- Stored dataset items:
+ + + + +
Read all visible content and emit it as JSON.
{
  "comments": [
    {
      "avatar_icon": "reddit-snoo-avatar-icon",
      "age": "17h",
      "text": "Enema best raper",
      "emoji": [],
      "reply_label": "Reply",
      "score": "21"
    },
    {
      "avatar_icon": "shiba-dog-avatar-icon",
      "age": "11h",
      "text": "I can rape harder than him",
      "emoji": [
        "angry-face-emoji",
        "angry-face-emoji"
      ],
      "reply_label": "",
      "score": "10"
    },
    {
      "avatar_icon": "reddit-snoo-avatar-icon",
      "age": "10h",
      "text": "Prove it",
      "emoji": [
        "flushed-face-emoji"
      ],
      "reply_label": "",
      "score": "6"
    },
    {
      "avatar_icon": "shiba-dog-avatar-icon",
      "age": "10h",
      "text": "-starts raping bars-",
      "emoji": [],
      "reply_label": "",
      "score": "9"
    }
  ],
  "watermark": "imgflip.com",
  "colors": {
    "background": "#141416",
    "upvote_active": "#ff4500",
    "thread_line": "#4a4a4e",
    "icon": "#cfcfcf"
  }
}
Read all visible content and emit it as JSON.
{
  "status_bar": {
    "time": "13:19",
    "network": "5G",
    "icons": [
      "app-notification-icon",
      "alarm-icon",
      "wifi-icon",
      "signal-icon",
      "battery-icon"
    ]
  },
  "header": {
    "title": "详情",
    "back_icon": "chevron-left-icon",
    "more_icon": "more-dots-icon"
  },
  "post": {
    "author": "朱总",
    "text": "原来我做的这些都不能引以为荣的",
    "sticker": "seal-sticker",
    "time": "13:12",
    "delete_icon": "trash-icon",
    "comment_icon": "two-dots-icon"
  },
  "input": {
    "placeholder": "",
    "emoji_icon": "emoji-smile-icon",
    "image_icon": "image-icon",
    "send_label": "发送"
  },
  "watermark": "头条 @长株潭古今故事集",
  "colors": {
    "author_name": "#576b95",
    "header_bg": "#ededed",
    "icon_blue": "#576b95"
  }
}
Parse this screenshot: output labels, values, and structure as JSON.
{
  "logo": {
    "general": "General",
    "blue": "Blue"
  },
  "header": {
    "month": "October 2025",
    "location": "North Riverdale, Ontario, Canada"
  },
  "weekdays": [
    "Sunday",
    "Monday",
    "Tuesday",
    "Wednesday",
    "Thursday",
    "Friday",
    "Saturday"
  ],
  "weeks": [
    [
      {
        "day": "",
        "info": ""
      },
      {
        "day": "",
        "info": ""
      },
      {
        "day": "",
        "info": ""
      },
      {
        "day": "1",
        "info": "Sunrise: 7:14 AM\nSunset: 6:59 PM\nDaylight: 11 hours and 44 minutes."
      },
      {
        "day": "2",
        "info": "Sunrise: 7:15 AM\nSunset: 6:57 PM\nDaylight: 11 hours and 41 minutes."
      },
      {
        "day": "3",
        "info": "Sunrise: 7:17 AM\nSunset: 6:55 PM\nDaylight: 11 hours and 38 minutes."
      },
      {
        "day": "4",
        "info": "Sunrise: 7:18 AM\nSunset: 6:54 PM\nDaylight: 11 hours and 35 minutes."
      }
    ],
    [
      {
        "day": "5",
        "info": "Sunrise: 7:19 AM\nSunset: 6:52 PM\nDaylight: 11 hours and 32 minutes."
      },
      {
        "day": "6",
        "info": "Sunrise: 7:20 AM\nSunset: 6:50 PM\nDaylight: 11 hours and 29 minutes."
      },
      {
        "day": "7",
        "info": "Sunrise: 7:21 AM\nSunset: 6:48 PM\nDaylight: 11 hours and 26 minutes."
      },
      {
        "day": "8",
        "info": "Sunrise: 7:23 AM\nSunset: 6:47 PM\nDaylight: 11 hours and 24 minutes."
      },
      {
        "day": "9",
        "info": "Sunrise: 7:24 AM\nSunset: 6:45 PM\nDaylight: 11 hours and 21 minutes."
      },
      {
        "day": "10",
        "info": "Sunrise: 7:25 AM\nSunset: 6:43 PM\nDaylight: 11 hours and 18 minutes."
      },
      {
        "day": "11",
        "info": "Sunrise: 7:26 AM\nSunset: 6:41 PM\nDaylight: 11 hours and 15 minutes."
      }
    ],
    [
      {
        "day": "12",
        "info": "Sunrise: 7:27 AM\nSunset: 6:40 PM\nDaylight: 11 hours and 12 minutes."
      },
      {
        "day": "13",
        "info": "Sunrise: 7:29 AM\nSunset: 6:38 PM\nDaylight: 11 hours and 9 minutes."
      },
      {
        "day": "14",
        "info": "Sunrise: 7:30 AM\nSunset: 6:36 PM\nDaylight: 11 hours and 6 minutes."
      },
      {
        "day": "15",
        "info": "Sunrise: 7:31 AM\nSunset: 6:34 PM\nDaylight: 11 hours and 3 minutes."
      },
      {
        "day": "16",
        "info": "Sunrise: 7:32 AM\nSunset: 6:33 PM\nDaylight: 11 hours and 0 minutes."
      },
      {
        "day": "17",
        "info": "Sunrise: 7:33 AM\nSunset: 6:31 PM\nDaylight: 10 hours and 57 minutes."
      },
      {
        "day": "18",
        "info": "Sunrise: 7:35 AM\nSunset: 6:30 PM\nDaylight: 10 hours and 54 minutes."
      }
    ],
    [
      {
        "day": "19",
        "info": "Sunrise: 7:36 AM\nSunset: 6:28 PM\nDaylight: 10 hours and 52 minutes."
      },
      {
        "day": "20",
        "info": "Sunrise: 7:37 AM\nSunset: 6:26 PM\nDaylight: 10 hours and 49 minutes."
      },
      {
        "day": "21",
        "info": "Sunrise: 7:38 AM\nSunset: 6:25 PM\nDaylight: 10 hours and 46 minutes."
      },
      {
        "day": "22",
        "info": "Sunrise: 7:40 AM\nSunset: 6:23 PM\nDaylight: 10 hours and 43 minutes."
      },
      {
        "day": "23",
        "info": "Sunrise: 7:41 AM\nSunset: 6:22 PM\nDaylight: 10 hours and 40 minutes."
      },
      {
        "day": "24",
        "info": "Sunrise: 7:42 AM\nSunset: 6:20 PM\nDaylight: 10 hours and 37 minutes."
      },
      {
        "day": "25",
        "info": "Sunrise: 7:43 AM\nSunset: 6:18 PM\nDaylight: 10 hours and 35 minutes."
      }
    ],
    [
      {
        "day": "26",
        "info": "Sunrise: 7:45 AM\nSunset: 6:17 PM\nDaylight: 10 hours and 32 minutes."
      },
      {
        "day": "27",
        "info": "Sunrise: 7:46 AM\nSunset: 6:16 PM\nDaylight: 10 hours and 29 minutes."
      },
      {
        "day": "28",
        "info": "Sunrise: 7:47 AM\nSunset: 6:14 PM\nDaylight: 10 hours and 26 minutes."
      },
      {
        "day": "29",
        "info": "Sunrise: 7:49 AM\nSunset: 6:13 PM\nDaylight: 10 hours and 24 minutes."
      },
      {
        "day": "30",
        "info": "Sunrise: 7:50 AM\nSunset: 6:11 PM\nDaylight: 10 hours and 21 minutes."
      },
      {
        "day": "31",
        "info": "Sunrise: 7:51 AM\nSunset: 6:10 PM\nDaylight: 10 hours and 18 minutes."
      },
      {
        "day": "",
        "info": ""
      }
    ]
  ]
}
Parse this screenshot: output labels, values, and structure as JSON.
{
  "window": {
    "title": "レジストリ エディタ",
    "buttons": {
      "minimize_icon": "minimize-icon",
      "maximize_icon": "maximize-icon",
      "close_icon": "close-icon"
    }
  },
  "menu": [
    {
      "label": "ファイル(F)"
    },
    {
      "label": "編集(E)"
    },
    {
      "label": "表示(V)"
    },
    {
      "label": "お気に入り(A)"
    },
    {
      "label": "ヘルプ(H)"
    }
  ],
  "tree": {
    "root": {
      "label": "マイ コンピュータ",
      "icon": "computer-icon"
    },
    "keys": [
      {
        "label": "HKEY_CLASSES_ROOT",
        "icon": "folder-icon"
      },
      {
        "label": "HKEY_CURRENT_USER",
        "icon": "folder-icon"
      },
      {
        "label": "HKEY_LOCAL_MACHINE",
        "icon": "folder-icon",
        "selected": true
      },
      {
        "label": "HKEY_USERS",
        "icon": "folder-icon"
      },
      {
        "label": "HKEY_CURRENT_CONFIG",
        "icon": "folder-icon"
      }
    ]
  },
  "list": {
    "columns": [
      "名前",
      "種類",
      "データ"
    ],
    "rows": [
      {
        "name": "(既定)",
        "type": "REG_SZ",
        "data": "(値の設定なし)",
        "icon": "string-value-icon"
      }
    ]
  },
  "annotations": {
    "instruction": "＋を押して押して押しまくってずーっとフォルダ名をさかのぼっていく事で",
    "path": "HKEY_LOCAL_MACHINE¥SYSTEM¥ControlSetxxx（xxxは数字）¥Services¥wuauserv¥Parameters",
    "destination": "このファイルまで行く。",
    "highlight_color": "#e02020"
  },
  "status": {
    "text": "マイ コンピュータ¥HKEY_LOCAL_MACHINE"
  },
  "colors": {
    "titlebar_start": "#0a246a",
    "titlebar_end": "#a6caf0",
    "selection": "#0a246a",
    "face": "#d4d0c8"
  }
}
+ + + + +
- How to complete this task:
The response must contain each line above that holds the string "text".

- Solution for this task:
      "text": "Enema best raper",
      "text": "I can rape harder than him",
      "text": "Prove it",
      "text": "-starts raping bars-",
    "text": "原来我做的这些都不能引以为荣的",
    "text": "マイ コンピュータ¥HKEY_LOCAL_MACHINE"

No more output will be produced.